I don't think any of us knew really how to cope with it. I hid my emotions for a bit and I think some of the other guys did as well. Being able to be distracted and keep busy was good for the time being but once it caught up to you, it caught up to you hard.

What I've come to realize is that dealing with mental health struggles takes time. But if you're able to take the necessary steps and put your mental health first, then you can at least move forward.

The support around Canada and the sticks out by the door just proved to us that people really do care whether they know you or not. I still have people from Newfoundland messaging me and making sure I'm okay and that just shows how important hockey is to every single community in Canada. 

Obviously, I'm never going to be able to replace that dressing room atmosphere and those people but returning to hockey really helped me in my healing. Even my mom said she saw me smile again and she saw me having fun on the ice again and that's huge.

 
“If you're able to take the necessary steps and put your mental health first, then you can at least move forward."
 

My overall message would be to realize that you're not okay and if you're not okay to do something about it. I think a lot of people just suffer in silence but being able to open up takes a lot of courage.

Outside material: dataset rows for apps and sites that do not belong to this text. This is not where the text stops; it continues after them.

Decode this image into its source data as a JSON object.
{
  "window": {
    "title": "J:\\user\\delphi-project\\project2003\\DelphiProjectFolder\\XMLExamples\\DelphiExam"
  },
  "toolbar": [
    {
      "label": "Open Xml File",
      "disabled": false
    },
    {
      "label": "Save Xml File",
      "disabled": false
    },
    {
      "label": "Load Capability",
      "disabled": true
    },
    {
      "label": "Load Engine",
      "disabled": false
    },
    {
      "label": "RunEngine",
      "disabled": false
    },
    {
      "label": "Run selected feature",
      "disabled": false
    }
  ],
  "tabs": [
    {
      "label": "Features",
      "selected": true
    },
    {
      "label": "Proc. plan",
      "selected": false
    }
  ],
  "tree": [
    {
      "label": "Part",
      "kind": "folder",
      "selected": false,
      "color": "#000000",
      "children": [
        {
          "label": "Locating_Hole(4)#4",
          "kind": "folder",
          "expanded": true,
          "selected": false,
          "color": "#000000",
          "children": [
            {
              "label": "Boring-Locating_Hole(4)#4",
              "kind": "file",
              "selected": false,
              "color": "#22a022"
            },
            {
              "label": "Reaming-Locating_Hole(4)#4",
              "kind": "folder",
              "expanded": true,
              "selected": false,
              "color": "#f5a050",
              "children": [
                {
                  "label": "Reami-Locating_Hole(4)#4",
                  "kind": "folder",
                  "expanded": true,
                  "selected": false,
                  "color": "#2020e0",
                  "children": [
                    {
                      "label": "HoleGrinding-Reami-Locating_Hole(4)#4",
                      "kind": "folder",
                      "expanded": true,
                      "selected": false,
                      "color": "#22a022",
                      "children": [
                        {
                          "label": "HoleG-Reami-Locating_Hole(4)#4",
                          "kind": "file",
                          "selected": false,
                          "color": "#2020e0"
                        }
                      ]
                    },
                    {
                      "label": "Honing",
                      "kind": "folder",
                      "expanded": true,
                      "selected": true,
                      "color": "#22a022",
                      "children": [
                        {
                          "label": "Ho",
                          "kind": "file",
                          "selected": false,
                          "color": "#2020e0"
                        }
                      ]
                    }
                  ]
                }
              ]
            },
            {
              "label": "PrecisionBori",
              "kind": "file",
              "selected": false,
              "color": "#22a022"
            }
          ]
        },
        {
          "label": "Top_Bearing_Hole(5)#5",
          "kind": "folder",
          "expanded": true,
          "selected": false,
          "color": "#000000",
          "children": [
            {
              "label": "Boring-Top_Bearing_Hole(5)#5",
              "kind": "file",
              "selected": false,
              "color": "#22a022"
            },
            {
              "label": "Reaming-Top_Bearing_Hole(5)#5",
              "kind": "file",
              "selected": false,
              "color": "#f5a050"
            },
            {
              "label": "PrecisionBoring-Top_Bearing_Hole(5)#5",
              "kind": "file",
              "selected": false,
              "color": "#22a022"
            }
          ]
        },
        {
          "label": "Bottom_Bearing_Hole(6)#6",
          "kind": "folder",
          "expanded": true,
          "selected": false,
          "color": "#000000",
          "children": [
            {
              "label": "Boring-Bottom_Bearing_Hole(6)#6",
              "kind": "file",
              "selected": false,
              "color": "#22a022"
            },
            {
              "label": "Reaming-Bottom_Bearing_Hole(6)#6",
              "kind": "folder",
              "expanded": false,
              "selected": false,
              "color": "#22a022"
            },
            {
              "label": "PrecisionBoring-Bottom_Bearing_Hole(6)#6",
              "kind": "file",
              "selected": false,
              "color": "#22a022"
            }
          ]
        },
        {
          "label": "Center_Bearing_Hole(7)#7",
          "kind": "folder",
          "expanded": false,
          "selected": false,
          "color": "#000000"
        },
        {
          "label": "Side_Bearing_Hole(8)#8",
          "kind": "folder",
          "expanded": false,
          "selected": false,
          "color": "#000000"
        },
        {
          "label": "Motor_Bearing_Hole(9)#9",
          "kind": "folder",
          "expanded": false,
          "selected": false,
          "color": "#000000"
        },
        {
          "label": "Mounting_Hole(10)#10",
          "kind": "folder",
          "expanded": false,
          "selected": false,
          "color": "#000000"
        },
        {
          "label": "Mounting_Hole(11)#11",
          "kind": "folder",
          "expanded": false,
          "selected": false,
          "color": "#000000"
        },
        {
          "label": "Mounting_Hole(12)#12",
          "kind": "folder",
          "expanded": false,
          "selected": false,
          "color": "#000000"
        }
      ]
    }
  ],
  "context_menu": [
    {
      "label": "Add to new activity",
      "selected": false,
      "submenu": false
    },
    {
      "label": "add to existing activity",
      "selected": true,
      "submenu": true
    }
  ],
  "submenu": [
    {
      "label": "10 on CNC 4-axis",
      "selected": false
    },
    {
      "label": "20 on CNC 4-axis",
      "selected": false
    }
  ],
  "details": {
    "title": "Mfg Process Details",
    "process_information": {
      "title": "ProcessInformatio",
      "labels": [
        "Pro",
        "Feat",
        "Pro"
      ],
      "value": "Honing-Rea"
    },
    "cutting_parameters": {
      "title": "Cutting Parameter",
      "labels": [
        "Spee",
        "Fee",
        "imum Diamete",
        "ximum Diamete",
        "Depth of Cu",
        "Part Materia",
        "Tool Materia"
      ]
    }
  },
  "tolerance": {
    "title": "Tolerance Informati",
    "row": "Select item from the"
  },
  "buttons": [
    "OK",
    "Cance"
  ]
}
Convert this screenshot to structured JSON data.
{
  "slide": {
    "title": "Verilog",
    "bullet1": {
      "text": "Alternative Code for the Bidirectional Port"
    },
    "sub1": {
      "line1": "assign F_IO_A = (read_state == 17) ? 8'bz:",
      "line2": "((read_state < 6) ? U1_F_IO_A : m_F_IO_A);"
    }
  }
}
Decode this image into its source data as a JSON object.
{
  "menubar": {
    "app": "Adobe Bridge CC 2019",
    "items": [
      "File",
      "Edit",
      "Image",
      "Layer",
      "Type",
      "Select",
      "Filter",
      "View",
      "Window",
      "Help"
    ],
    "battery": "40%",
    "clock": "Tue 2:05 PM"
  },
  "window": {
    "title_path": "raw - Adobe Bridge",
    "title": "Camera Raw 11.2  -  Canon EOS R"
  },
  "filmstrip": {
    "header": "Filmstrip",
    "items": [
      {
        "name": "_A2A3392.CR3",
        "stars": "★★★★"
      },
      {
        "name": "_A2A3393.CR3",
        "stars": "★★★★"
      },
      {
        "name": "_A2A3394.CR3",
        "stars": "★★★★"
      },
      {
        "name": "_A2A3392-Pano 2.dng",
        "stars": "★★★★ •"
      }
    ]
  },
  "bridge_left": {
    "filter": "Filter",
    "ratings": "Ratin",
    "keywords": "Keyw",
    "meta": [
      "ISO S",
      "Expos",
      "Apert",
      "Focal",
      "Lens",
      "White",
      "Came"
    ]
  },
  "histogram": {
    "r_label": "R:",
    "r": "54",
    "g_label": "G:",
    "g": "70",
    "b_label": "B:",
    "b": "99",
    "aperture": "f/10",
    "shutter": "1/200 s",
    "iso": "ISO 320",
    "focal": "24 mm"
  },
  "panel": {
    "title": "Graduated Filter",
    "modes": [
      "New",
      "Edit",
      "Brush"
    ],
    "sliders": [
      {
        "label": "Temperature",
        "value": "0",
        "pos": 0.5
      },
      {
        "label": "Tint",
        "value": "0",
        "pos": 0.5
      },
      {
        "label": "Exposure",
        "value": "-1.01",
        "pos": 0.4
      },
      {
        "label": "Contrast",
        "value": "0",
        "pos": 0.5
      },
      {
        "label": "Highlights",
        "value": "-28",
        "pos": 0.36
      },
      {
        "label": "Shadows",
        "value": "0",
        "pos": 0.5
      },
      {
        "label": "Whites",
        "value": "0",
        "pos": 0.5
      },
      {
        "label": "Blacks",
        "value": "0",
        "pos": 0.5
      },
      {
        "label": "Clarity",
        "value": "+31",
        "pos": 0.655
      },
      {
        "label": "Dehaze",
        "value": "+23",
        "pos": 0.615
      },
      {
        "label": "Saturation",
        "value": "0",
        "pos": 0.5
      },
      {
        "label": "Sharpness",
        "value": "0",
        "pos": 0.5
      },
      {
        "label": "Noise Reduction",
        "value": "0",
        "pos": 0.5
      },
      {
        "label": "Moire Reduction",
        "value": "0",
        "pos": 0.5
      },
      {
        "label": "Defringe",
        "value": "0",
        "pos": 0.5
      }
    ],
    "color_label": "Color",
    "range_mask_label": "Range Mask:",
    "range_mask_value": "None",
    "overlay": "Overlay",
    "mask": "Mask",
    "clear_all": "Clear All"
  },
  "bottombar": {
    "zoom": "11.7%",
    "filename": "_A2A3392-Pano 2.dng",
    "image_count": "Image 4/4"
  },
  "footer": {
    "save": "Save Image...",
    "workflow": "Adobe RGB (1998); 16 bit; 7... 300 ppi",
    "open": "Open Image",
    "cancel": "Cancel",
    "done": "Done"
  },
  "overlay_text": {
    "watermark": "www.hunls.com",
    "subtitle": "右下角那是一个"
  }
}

Being able to write about my story and share has been therapeutic in itself. Now, I'm hopefully able to touch people and give them a sense of hope. I think people need that.

Click here  to donate to Tyler's Mo Space